Exercise details
Reproduce the entire listing exactly as written, apart from its pictures.

Working data
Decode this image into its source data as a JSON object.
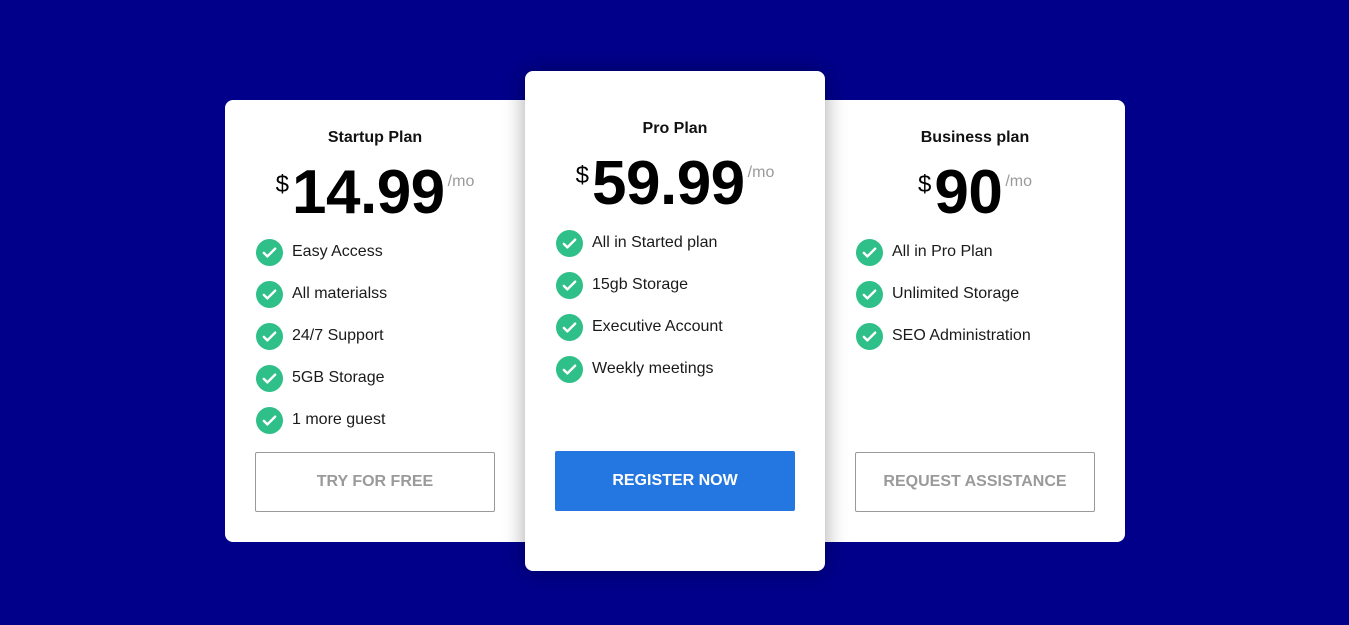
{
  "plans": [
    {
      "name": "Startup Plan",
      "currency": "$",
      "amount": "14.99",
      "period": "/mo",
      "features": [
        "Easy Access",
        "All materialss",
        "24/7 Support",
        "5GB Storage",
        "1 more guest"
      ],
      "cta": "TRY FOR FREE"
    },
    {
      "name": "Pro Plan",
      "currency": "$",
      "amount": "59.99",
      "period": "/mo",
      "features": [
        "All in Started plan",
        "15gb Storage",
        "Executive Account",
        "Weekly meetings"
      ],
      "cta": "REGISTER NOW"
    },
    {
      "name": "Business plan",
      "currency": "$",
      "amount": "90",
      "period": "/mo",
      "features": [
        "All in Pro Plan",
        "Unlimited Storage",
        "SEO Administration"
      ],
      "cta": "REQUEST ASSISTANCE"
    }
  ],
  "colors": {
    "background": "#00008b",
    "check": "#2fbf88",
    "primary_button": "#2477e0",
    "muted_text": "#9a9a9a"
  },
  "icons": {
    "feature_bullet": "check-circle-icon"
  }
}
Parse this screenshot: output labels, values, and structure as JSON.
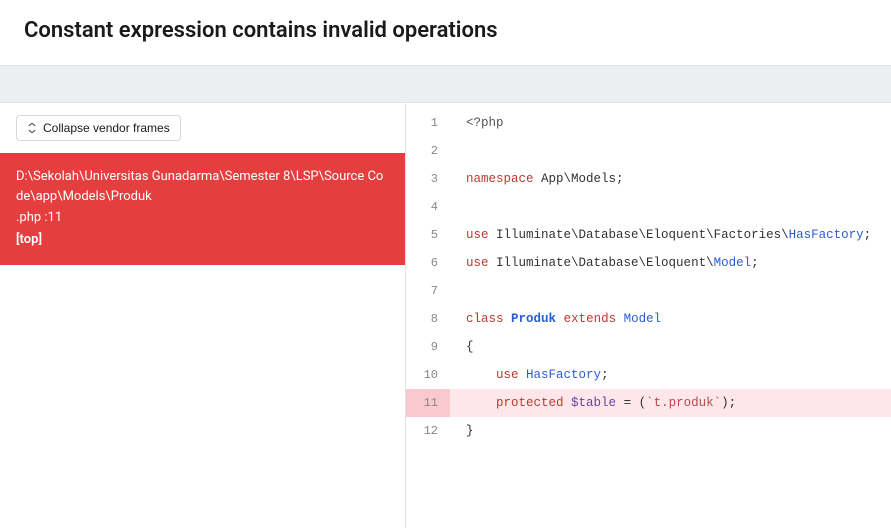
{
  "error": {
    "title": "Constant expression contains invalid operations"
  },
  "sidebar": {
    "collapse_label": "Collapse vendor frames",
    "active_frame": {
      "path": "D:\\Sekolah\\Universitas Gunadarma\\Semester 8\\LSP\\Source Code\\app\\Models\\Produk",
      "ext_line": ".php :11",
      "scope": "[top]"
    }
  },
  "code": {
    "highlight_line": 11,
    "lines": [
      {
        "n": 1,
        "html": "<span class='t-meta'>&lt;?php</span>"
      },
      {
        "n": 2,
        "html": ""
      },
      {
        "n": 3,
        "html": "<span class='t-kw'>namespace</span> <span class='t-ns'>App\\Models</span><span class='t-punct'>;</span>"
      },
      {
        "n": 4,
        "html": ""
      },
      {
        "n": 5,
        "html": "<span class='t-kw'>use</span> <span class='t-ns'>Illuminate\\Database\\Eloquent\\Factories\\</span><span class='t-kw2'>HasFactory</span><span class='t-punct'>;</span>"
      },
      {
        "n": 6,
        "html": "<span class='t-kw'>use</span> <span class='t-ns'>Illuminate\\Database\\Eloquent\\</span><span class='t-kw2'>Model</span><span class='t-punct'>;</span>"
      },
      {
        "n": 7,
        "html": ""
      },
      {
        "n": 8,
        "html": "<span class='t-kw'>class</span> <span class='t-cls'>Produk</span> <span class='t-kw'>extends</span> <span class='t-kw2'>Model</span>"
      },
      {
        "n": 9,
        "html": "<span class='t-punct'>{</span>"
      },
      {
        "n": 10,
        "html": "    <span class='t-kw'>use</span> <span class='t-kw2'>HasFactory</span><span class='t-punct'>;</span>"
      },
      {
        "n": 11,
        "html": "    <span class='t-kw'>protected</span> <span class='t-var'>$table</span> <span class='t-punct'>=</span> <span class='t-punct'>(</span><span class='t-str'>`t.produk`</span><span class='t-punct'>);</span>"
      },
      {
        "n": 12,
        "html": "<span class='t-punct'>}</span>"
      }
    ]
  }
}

Answer area
Decode this image into its source data as a JSON object.
{
  "plans": [
    {
      "name": "Startup Plan",
      "currency": "$",
      "amount": "14.99",
      "period": "/mo",
      "features": [
        "Easy Access",
        "All materialss",
        "24/7 Support",
        "5GB Storage",
        "1 more guest"
      ],
      "cta": "TRY FOR FREE"
    },
    {
      "name": "Pro Plan",
      "currency": "$",
      "amount": "59.99",
      "period": "/mo",
      "features": [
        "All in Started plan",
        "15gb Storage",
        "Executive Account",
        "Weekly meetings"
      ],
      "cta": "REGISTER NOW"
    },
    {
      "name": "Business plan",
      "currency": "$",
      "amount": "90",
      "period": "/mo",
      "features": [
        "All in Pro Plan",
        "Unlimited Storage",
        "SEO Administration"
      ],
      "cta": "REQUEST ASSISTANCE"
    }
  ],
  "colors": {
    "background": "#00008b",
    "check": "#2fbf88",
    "primary_button": "#2477e0",
    "muted_text": "#9a9a9a"
  },
  "icons": {
    "feature_bullet": "check-circle-icon"
  }
}
Parse this screenshot: output labels, values, and structure as JSON.
{
  "error": {
    "title": "Constant expression contains invalid operations"
  },
  "sidebar": {
    "collapse_label": "Collapse vendor frames",
    "active_frame": {
      "path": "D:\\Sekolah\\Universitas Gunadarma\\Semester 8\\LSP\\Source Code\\app\\Models\\Produk",
      "ext_line": ".php :11",
      "scope": "[top]"
    }
  },
  "code": {
    "highlight_line": 11,
    "lines": [
      {
        "n": 1,
        "html": "<span class='t-meta'>&lt;?php</span>"
      },
      {
        "n": 2,
        "html": ""
      },
      {
        "n": 3,
        "html": "<span class='t-kw'>namespace</span> <span class='t-ns'>App\\Models</span><span class='t-punct'>;</span>"
      },
      {
        "n": 4,
        "html": ""
      },
      {
        "n": 5,
        "html": "<span class='t-kw'>use</span> <span class='t-ns'>Illuminate\\Database\\Eloquent\\Factories\\</span><span class='t-kw2'>HasFactory</span><span class='t-punct'>;</span>"
      },
      {
        "n": 6,
        "html": "<span class='t-kw'>use</span> <span class='t-ns'>Illuminate\\Database\\Eloquent\\</span><span class='t-kw2'>Model</span><span class='t-punct'>;</span>"
      },
      {
        "n": 7,
        "html": ""
      },
      {
        "n": 8,
        "html": "<span class='t-kw'>class</span> <span class='t-cls'>Produk</span> <span class='t-kw'>extends</span> <span class='t-kw2'>Model</span>"
      },
      {
        "n": 9,
        "html": "<span class='t-punct'>{</span>"
      },
      {
        "n": 10,
        "html": "    <span class='t-kw'>use</span> <span class='t-kw2'>HasFactory</span><span class='t-punct'>;</span>"
      },
      {
        "n": 11,
        "html": "    <span class='t-kw'>protected</span> <span class='t-var'>$table</span> <span class='t-punct'>=</span> <span class='t-punct'>(</span><span class='t-str'>`t.produk`</span><span class='t-punct'>);</span>"
      },
      {
        "n": 12,
        "html": "<span class='t-punct'>}</span>"
      }
    ]
  }
}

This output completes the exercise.